Politicians must represent the political, financial, administrative, economic, educational and other interests of their constituents. Most politicians strive to get elected to office in order to participate in creating legislation that supports those interests and eventually move their way up tot the state or national level.

But how does one actually become a politician? The following are important steps to answer the question of how to become a politician:


Step 1: Learn the Essentials

There are a few critical characteristics and steps to achieve before even considering the logistics of how to become a politician. First, one must understand politics. As simple as it sounds, the political landscape is vast and ever-changing, and it requires a certain finesse to navigate. Developing strong communication skills is another important necessity.

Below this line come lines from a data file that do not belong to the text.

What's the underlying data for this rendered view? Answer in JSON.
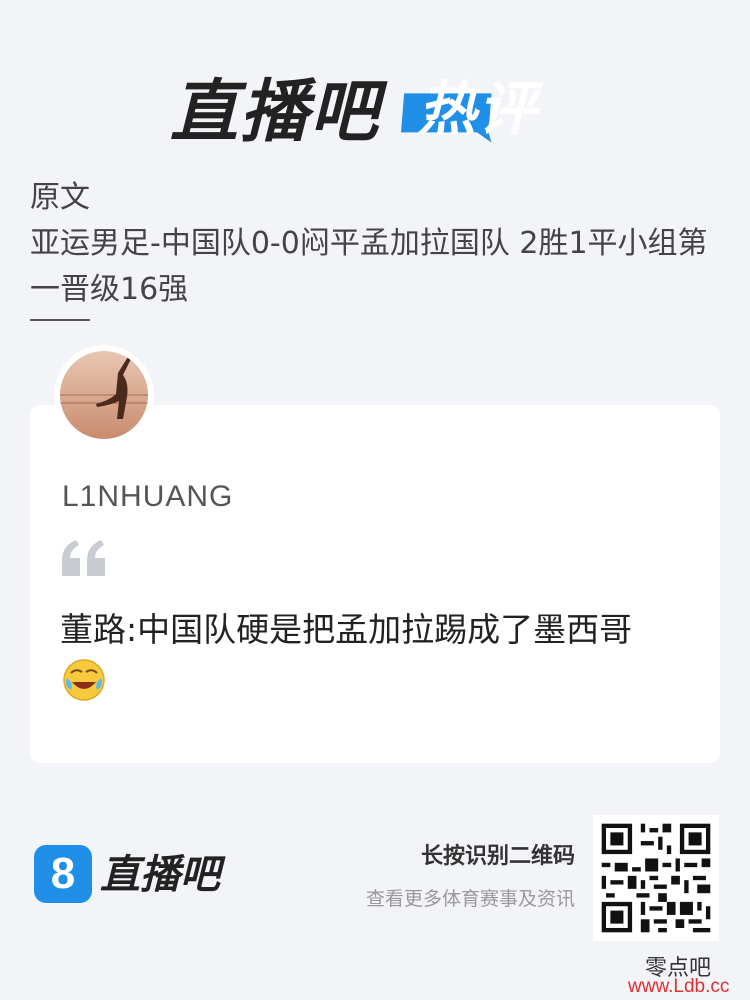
{
  "header": {
    "logo_text": "直播吧",
    "badge_text": "热评",
    "brand_blue": "#1f8fe8"
  },
  "original": {
    "title": "原文",
    "body": "亚运男足-中国队0-0闷平孟加拉国队 2胜1平小组第一晋级16强"
  },
  "comment": {
    "username": "L1NHUANG",
    "text": "董路:中国队硬是把孟加拉踢成了墨西哥",
    "emoji": "crying-laughing-emoji"
  },
  "footer": {
    "logo_number": "8",
    "logo_text": "直播吧",
    "qr_title": "长按识别二维码",
    "qr_subtitle": "查看更多体育赛事及资讯"
  },
  "watermark": {
    "line1": "零点吧",
    "line2": "www.Ldb.cc"
  }
}
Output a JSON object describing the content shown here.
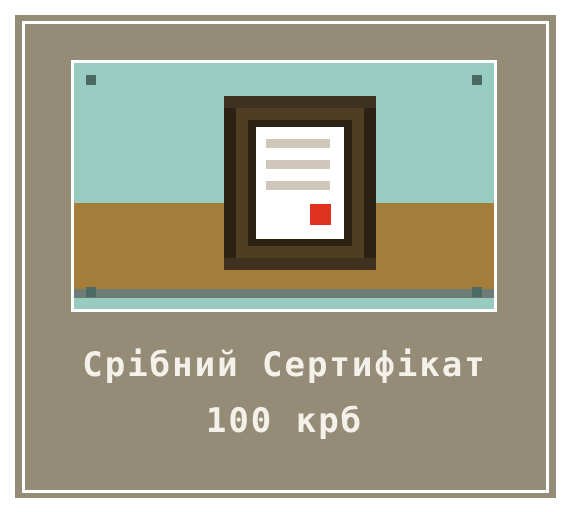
{
  "item": {
    "name": "Срібний Сертифікат",
    "price": "100 крб"
  },
  "image": {
    "icon": "framed-certificate-icon",
    "colors": {
      "wall": "#99ccc1",
      "floor": "#a47d3a",
      "frame": "#3e3120",
      "paper": "#ffffff",
      "seal": "#e0321c",
      "card_background": "#948c76"
    }
  }
}
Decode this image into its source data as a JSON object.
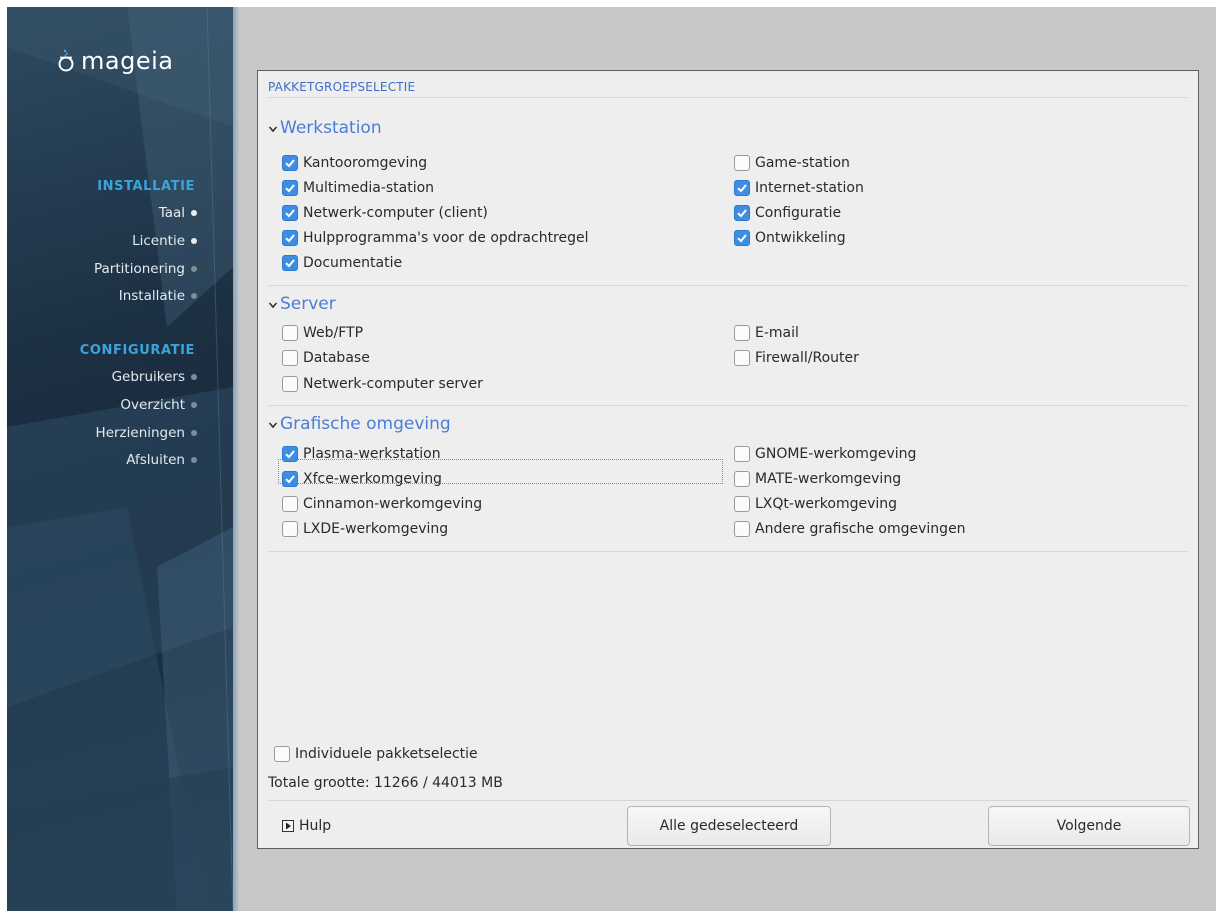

In order to convince constituents of one’s trustworthiness and effectively communicate their interests, one must be an exemplary and effective communicator. Finally, politics is not for the faint-hearted. There are significant risks involved with running for office, including risks to financial security and permanent reputation. Also, politicians often receive harsh criticism, so potential politicians have to have thick skin.

Step 2: Raise Money

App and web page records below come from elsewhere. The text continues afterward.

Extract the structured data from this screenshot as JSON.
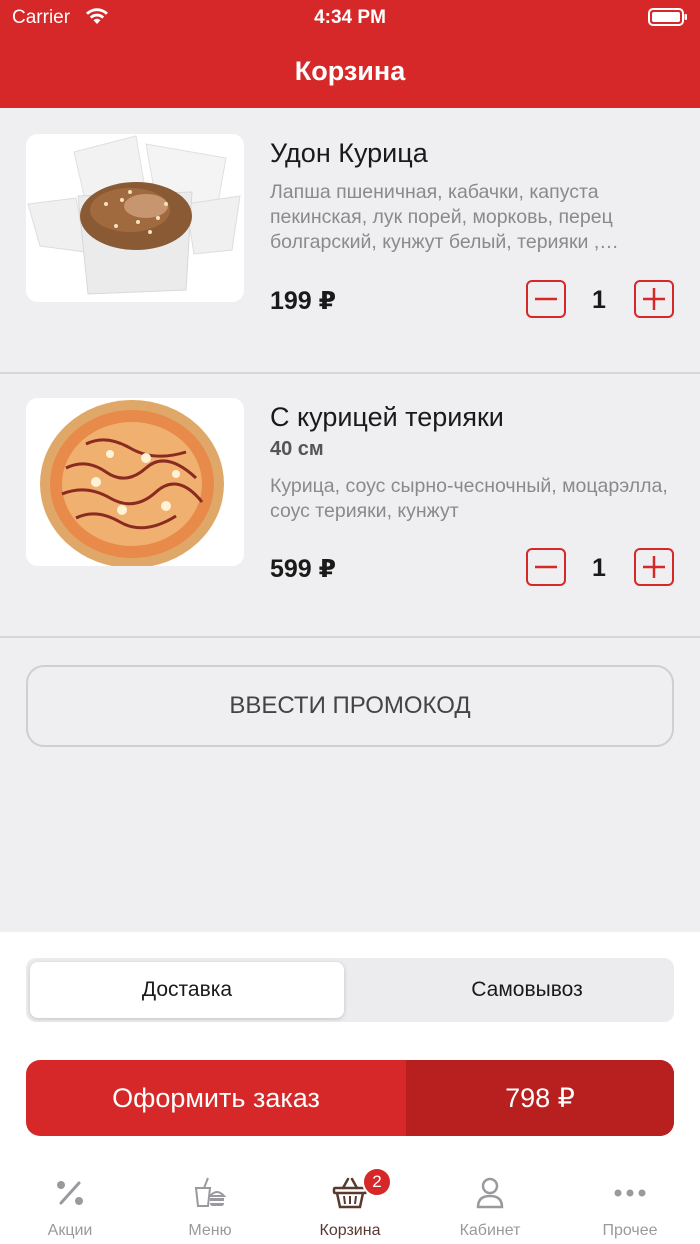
{
  "status_bar": {
    "carrier": "Carrier",
    "time": "4:34 PM"
  },
  "header": {
    "title": "Корзина"
  },
  "cart": {
    "items": [
      {
        "name": "Удон Курица",
        "size": "",
        "description": "Лапша пшеничная, кабачки, капуста пекинская, лук порей, морковь, перец болгарский, кунжут белый, терияки ,…",
        "price": "199 ₽",
        "quantity": "1"
      },
      {
        "name": "С курицей терияки",
        "size": "40 см",
        "description": "Курица, соус сырно-чесночный, моцарэлла, соус терияки, кунжут",
        "price": "599 ₽",
        "quantity": "1"
      }
    ]
  },
  "promo": {
    "label": "ВВЕСТИ ПРОМОКОД"
  },
  "delivery_toggle": {
    "delivery": "Доставка",
    "pickup": "Самовывоз",
    "selected": "delivery"
  },
  "checkout": {
    "label": "Оформить заказ",
    "total": "798 ₽"
  },
  "tabbar": {
    "tabs": [
      {
        "label": "Акции",
        "icon": "percent-icon"
      },
      {
        "label": "Меню",
        "icon": "menu-food-icon"
      },
      {
        "label": "Корзина",
        "icon": "basket-icon"
      },
      {
        "label": "Кабинет",
        "icon": "user-icon"
      },
      {
        "label": "Прочее",
        "icon": "more-icon"
      }
    ],
    "active": "Корзина",
    "cart_badge": "2"
  },
  "colors": {
    "accent": "#d62828",
    "accent_dark": "#b81f1f",
    "background": "#efeff1"
  }
}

Assuming that an individual possesses the aforementioned qualities, he or she needs to secure finances as quickly as possible. Money is arguably the best predictor for the outcome of an election. In fact, even the very best candidate will fail miserably without proper funding.

Running for office is a job in itself and often requires that the candidate take time off his or her work, which may cost his or her a year or more’s worth of salary. Money is especially critical for those seeking to serve at the state or national level.

Step 3: Gain Experience

When considering how to become a politician, a good way for complete beginners to enter into the political world is to volunteer or work at another politician’s office who is in their chosen party. This experience will expose the future politician to the job and allow him or her to build connections and work experience. As time goes on, he or she may even be promoted and considered by the party for a nomination. After that, the most important task is to connect with and advocate for one’s constituents.

These are important steps, but certainly not the only ones one must consider when wondering how to become a politician. The profession is complex, demanding, and requires a great deal of responsibility, yet can be incredibly rewarding.

Lauren Mcbride

Photo: Flickr

How to Become a PoliticianAre you looking into how to become a politician? Living the life of a politician can be a very stressful and demanding job. However, the profession can also be very rewarding and eye opening.

To anyone who is interested in becoming a politician- whether local or federal government- be ready for some tough days and long nights in the office. Before you are guaranteed the coveted seat of a politician, though, it takes a bit of preparation. Here are a few tips on how to become a politician.


Becoming a Politician


1. Become Educated: Although it is not required that certain politicians hold a college degree – one in 20 members of Congress doesn’t – it is a good idea to get as much schooling as possible.

Not only will constituents like to see a degree on a candidate’s resume, but the things learned in school can actually be helpful for planning a legislative and governmental future. The other aspect of “becoming educated” is studying up on legislature, government policies and voter patterns.

Politics takes a dedicated person willing to devote their whole being to their campaign. Learning the ropes of government is a bit more involved than merely knowing how to recite the Pledge of Allegiance.


2. Acquire Funding: Running for a position in politics is also a money game. Printing campaign posters, hosting charitable events, paying your campaign staff and a laundry list of other costs add up to a hefty bill just to run for a position, let alone hold one.

It is also important to have a steady job before running for office. This allows you to then have some money in the bank and establish resources or even potential voters. U.S. news stated that, “Running for office is a job in itself that no one will pay you for.”

Having friends and business connections is another important part of running for office. Connections with prominent people will allow your campaign to rise in popularity.

Be cautious of how much you spend on your campaign – you want to be able to survive afterward if you don’t end up winning.


3. Be Friendly: When they step in the polling booth, most voters do not actually know exactly which candidate stands for what issues. However, they will remember a candidate’s behavior and whether or not he or she was rude during an interview.

Cordiality and humbleness are a couple of key characteristics that attract voters. Making connections with voters so that they remember you and what you stand for could be the deciding factor between you and a competent running mate.


4. Don’t Let Your Feelings Get Hurt: Politics can be a harsh field that few thrive in. There will be hard times throughout your campaign, but knowing that you could help the lives of thousands of people is a great reward to the hardships you endure as a hopeful politician.

These may sound like some harsh pieces of advice on how to become a politician, but it is only because the politician’s role is a very important one in the United States. These people make, enforce and interpret the laws.

No matter the obstacles, if becoming a politician is your life’s goal then do not let these words, or others, deter you from becoming the next President of the United States (or a Superintendent of Schools, if that is what you so desire). Instead, use them as warnings to avoid road blocks on your journey to political change.

Sydney Missigman

Photo: Flickr